"The notion of whether or not something is treatable is really dependent on new discoveries and new research," Lois Choi-Kain, professor of psychiatry at Harvard Medical School, told Tonic in July 2017. "We used to just apply a hammer to every nail, and some wouldn't respond. Now, there are more and more treatments coming out that are more specific, that are more tailored to [each] illness. People do get better."

According to Psychology Today, some types of depression are more treatment-resistant, and sometimes therapy alone isn't sufficient for marked improvement.

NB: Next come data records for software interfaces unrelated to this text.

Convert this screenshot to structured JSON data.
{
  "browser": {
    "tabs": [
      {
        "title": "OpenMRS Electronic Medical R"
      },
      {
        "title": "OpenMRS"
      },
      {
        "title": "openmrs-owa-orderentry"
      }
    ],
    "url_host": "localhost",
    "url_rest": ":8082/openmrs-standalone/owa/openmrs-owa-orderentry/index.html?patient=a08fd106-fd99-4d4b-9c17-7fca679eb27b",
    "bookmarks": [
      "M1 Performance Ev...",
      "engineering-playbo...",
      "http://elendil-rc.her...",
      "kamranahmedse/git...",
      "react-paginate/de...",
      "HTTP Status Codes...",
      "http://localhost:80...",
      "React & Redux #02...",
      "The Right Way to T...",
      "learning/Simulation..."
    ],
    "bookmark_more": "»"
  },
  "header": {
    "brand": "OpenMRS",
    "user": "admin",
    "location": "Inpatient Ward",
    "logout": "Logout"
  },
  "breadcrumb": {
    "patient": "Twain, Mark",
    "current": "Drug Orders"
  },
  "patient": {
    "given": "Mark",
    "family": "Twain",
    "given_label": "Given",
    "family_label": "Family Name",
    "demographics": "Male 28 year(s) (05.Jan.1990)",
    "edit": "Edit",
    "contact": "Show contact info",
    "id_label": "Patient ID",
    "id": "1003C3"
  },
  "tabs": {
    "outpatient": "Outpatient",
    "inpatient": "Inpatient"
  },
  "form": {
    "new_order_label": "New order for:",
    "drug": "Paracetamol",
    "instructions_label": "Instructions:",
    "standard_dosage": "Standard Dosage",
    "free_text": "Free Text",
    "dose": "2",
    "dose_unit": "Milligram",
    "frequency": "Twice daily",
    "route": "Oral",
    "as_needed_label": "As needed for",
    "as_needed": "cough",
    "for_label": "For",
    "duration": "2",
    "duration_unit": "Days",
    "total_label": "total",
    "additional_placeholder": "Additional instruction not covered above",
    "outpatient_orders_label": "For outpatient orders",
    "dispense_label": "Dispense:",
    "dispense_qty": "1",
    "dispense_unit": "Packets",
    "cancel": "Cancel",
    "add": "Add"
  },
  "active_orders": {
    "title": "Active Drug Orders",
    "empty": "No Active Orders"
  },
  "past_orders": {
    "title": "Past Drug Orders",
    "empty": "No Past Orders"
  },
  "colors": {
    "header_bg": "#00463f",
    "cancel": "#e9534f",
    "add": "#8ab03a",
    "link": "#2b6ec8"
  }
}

And if the fit with your therapist isn't right, you might not see a lot of progress, but "if you're willing to research your condition, be a good advocate for yourself, and keep trying until something works, you can feel better sooner than you expect," Psychology Today notes.


You Need A Specific Diagnosis To Start Treatment

You might be feeling down or anxious, and you might not have a specific mental illness diagnosis yet — but this doesn't mean you shouldn't seek help. Once you are in therapy, getting diagnosed can help point you in the right direction as for as treatment goes; but mental health diagnoses don't necessarily last forever, either. Mental health can be more fluid and dynamic than you might think. If you're struggling to function, and your symptoms are interfering with your daily life, a diagnosis is helpful in terms of steering your treatment plan. But you don't need to adhere to a specific label when it comes to your mental health.


Mental Illness Is Forever

As it turns out, your brain is capable of adapting to different situations, and grows and changes through your life, according to a study published in the Journal of Neuropsychiatry. This concept, called neuroplasticity, means that the misconception that once you're diagnosed with a mental illness, you're always stuck with a mental illness, isn't necessarily the case in all instances.

So while the concept of neuroplasticity is still a relatively new area of research, it's implications for those living with mental illness are pretty profound. And it's true that some illnesses, like psychotic disorders, are harder to treat; but still, it's important to note that symptoms can improve — sometimes dramatically — with time.

By clearing up myths and misconceptions around the treatment of mental illnesses, we can help best empower ourselves and others to seek treatment, and get help and support. Mental illness may be something you manage over your lifetime, or it may be something you eventually move on from. Either way, support, treatment, and an honest assessment of which is the best way forward in terms of treatment, will give you the best shot at recovery, and the best quality of life possible.